Exercise goal:
Could you filter the records below and return each line that holds "true"?

Extracted material Block Start

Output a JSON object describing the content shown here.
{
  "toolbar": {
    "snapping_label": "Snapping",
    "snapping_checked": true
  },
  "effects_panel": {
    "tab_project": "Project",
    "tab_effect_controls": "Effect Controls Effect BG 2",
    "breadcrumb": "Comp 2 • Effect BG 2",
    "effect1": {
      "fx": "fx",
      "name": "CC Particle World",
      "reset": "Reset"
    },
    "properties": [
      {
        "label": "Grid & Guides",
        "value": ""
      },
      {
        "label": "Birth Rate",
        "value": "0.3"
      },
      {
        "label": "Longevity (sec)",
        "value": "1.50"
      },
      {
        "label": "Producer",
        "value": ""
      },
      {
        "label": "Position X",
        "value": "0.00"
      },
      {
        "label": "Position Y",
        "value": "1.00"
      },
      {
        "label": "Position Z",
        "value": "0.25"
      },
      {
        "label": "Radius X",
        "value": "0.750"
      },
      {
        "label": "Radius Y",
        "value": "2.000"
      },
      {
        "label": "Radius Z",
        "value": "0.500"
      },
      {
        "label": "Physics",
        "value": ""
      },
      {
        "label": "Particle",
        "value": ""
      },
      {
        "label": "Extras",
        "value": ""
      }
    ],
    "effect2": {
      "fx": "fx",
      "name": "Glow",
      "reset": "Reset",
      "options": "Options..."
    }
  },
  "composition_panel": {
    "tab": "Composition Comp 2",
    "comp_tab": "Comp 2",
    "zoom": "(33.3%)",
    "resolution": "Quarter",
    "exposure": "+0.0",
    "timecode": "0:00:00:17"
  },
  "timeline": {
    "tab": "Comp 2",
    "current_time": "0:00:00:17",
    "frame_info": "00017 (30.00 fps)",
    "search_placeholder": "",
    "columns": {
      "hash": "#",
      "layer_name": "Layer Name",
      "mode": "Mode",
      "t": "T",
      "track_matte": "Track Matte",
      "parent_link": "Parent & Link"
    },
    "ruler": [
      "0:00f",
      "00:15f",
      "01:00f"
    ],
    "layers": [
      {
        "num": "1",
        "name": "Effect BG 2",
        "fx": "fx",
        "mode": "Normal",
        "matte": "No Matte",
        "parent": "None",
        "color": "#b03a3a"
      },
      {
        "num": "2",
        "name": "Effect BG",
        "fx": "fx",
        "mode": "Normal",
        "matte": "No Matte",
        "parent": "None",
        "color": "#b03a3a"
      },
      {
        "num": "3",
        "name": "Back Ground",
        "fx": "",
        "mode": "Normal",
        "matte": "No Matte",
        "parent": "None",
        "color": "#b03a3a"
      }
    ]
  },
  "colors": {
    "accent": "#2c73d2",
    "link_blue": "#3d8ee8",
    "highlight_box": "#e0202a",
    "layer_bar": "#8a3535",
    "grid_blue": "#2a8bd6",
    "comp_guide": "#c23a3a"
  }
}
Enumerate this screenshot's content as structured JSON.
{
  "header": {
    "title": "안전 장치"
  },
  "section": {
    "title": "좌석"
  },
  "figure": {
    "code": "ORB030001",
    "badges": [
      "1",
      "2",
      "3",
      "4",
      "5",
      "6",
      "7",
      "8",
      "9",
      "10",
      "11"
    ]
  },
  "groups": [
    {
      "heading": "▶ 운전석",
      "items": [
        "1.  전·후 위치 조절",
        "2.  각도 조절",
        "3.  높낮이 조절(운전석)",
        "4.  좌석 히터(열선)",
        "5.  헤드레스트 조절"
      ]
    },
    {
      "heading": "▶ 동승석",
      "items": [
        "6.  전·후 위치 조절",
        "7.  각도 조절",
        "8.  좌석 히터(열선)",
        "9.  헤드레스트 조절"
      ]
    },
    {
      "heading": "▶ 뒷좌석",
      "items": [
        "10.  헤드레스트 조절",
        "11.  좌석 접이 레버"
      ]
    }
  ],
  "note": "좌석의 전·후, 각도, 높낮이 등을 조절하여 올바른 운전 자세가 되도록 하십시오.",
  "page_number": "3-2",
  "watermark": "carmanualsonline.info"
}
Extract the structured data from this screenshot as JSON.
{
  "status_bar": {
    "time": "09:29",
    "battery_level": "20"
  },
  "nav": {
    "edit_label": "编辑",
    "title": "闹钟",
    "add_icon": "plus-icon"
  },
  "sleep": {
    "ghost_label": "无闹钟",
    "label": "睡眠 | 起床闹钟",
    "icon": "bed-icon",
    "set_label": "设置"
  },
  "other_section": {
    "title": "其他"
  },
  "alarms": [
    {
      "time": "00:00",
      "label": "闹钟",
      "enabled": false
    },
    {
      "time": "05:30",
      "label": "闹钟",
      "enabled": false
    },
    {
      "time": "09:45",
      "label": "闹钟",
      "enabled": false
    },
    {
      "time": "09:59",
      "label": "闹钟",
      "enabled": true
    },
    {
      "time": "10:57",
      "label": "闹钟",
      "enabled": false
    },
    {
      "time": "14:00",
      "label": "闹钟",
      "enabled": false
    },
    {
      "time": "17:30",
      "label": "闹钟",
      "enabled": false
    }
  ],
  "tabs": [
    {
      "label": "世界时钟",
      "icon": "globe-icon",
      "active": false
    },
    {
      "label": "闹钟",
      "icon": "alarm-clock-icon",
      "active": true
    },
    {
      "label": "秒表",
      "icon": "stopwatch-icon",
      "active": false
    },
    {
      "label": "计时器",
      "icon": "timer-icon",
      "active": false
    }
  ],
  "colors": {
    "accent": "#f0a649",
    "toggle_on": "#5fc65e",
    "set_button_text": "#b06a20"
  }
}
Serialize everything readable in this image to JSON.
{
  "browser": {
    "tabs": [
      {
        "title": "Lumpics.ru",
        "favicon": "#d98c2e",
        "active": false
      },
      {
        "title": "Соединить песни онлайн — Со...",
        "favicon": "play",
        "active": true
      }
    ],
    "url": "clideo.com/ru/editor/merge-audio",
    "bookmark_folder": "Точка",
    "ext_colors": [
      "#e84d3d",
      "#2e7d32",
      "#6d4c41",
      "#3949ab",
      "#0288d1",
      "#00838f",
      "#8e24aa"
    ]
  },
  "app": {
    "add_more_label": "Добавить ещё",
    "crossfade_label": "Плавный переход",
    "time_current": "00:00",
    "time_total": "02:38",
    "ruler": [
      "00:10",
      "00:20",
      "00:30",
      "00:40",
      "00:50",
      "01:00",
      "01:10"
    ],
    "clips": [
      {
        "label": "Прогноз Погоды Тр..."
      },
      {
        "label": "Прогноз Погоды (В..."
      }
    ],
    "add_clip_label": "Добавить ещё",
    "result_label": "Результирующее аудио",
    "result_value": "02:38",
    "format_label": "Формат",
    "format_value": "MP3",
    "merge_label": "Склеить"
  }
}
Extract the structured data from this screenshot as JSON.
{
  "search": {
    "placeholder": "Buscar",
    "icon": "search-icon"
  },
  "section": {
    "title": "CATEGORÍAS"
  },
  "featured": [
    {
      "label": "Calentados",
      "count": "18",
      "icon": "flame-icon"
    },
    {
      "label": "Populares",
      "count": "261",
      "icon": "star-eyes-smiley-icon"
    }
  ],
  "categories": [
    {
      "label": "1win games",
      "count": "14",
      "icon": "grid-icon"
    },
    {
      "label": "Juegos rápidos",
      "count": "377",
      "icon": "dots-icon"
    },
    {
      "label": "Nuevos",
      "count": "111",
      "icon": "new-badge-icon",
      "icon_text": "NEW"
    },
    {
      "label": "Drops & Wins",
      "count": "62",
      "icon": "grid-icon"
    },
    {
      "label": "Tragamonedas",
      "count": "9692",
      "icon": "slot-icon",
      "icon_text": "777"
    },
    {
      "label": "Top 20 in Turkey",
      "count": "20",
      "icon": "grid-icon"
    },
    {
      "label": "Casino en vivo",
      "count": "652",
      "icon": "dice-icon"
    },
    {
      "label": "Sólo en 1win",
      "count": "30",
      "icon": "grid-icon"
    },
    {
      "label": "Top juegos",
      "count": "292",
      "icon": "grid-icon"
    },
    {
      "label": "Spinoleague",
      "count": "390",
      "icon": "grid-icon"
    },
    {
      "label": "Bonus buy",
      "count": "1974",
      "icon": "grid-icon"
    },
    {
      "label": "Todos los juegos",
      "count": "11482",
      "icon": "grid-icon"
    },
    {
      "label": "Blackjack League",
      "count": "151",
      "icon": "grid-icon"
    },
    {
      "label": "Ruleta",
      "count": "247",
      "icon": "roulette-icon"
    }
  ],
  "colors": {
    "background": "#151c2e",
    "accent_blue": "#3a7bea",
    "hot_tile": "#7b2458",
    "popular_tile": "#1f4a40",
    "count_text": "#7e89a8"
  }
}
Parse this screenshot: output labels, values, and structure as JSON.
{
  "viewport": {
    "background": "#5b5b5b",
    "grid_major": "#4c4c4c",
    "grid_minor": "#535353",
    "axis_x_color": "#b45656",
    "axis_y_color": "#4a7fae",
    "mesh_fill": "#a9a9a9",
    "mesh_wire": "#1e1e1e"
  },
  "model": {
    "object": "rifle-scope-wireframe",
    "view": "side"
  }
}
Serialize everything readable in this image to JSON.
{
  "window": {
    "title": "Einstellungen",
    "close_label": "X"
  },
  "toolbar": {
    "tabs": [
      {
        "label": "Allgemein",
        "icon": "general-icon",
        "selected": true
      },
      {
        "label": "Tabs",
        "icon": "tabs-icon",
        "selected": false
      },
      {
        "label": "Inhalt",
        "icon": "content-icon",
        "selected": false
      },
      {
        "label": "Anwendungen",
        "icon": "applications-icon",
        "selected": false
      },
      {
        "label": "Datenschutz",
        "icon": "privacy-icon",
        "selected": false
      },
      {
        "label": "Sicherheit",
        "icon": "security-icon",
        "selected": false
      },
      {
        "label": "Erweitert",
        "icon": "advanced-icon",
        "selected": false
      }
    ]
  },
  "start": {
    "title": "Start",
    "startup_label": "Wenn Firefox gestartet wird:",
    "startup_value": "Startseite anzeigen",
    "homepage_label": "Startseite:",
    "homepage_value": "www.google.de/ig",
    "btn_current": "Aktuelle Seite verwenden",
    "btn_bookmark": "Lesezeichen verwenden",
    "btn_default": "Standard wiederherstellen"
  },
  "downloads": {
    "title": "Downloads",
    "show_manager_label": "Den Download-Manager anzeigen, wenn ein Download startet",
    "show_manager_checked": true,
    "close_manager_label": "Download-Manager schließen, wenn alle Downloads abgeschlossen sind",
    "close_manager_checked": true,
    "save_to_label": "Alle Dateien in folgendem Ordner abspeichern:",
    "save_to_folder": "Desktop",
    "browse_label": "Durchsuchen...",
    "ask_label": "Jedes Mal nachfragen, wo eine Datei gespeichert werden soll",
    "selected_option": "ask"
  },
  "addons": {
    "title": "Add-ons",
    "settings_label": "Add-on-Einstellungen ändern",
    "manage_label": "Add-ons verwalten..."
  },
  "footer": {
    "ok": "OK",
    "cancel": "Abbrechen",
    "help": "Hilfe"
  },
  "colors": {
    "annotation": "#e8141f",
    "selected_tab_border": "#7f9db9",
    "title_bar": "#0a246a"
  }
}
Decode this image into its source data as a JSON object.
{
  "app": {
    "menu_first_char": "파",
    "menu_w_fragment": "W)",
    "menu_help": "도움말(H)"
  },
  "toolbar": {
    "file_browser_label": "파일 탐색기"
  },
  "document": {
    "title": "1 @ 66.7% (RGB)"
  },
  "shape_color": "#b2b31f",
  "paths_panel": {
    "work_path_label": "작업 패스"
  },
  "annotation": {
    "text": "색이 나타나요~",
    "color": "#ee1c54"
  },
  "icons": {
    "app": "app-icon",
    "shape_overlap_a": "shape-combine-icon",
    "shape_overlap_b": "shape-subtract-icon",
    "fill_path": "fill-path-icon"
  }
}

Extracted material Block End

Exercise output:
    "snapping_checked": true
      "enabled": true
      "active": true
        "active": true
        "selected": true
    "show_manager_checked": true,
    "close_manager_checked": true,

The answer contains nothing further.